Wacker ready with bioethanol route to acetic acid

19 March 2008 01:59  [Source: ICIS news]

MUNICH (ICIS news) – Germany-based Wacker Chemie was ready to produce acetic acid and polyvinyl acetate (PVA) from bioethanol if prices made the process affordable, a senior executive said on Tuesday.

"The production of bulk chemicals from biogenetic processes rather than from petrochemicals is an important aspect of our R&D efforts," said Fridolin Stary, senior vice president of corporate innovations, at Wacker's international press briefing in Munich. "With the development of second generation biofuels, this will be possible one day soon."
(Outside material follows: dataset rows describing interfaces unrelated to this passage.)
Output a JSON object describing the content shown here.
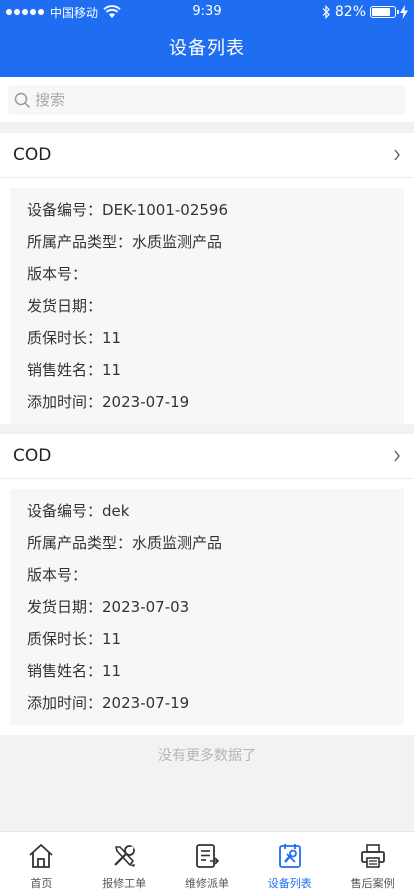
{
  "status_bar": {
    "carrier": "中国移动",
    "time": "9:39",
    "battery": "82%",
    "battery_level": 0.82
  },
  "header": {
    "title": "设备列表"
  },
  "search": {
    "placeholder": "搜索"
  },
  "devices": [
    {
      "name": "COD",
      "fields": [
        {
          "label": "设备编号：",
          "value": "DEK-1001-02596"
        },
        {
          "label": "所属产品类型：",
          "value": "水质监测产品"
        },
        {
          "label": "版本号：",
          "value": ""
        },
        {
          "label": "发货日期：",
          "value": ""
        },
        {
          "label": "质保时长：",
          "value": "11"
        },
        {
          "label": "销售姓名：",
          "value": "11"
        },
        {
          "label": "添加时间：",
          "value": "2023-07-19"
        }
      ]
    },
    {
      "name": "COD",
      "fields": [
        {
          "label": "设备编号：",
          "value": "dek"
        },
        {
          "label": "所属产品类型：",
          "value": "水质监测产品"
        },
        {
          "label": "版本号：",
          "value": ""
        },
        {
          "label": "发货日期：",
          "value": "2023-07-03"
        },
        {
          "label": "质保时长：",
          "value": "11"
        },
        {
          "label": "销售姓名：",
          "value": "11"
        },
        {
          "label": "添加时间：",
          "value": "2023-07-19"
        }
      ]
    }
  ],
  "footer": {
    "no_more": "没有更多数据了"
  },
  "tabbar": {
    "active_color": "#1f6ef2",
    "items": [
      {
        "label": "首页",
        "icon": "home-icon"
      },
      {
        "label": "报修工单",
        "icon": "tools-icon"
      },
      {
        "label": "维修派单",
        "icon": "dispatch-icon"
      },
      {
        "label": "设备列表",
        "icon": "device-list-icon",
        "active": true
      },
      {
        "label": "售后案例",
        "icon": "printer-icon"
      }
    ]
  }
}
Wacker said it had the technical processes in place. It would employ its BUTOX process involving the catalytic oxidation of bioethanol to produce acetic acid, followed by PVA.
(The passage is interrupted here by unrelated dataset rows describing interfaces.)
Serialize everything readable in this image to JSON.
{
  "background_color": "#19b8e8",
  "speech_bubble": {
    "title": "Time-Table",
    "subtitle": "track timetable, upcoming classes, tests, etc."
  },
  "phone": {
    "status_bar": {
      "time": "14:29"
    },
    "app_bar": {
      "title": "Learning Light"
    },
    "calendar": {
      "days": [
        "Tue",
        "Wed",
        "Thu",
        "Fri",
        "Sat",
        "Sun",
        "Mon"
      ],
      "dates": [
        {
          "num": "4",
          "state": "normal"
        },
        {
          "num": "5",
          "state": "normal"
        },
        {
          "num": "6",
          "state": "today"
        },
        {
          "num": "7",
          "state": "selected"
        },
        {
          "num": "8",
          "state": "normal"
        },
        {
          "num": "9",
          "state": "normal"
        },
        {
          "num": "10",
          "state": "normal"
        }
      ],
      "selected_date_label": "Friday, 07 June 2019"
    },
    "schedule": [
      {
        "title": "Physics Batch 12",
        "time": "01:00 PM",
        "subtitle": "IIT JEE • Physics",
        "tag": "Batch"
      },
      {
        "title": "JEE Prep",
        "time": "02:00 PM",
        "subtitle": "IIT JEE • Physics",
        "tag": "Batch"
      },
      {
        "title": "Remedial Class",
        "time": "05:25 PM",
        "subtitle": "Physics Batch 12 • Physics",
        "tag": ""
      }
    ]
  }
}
"It's only a matter of economics. On the technical side, we are ready. Once the price becomes competitive in Europe and the US, we are ready to go," said Stary. "Bioethanol production costs in Brazil already make it competitive with naphtha-based ethylene."

The bioethanol to acetic acid and PVA process is part of Wacker's R&D focus on white biotechnology -- the use of biotechnology to produce chemicals and industrial products.

"There is no doubt that in the near future, bio-based chemicals will supplement and partially replace petrochemicals," said Gunter Wich, director of biotechnology and corporate R&D. "We are well positioned to develop new processes as we have expertise in biotransformation, protein production and metabolic engineering."

In 2007, Wacker invested about 4% of its sales of €3.8bn ($5.93bn) on R&D. The company uses PVA in its dispersible polymer powders for use in construction and coatings applications.


($1= €0.64)

By: Joseph Chang
+1 713 525 2653

AddThis Social Bookmark Button

For the latest chemical news, data and analysis that directly impacts your business sign up for a free trial to ICIS news - the breaking online news service for the global chemical industry.

Get the facts and analysis behind the headlines from our market leading weekly magazine: sign up to a free trial to ICIS Chemical Business.

Printer Friendly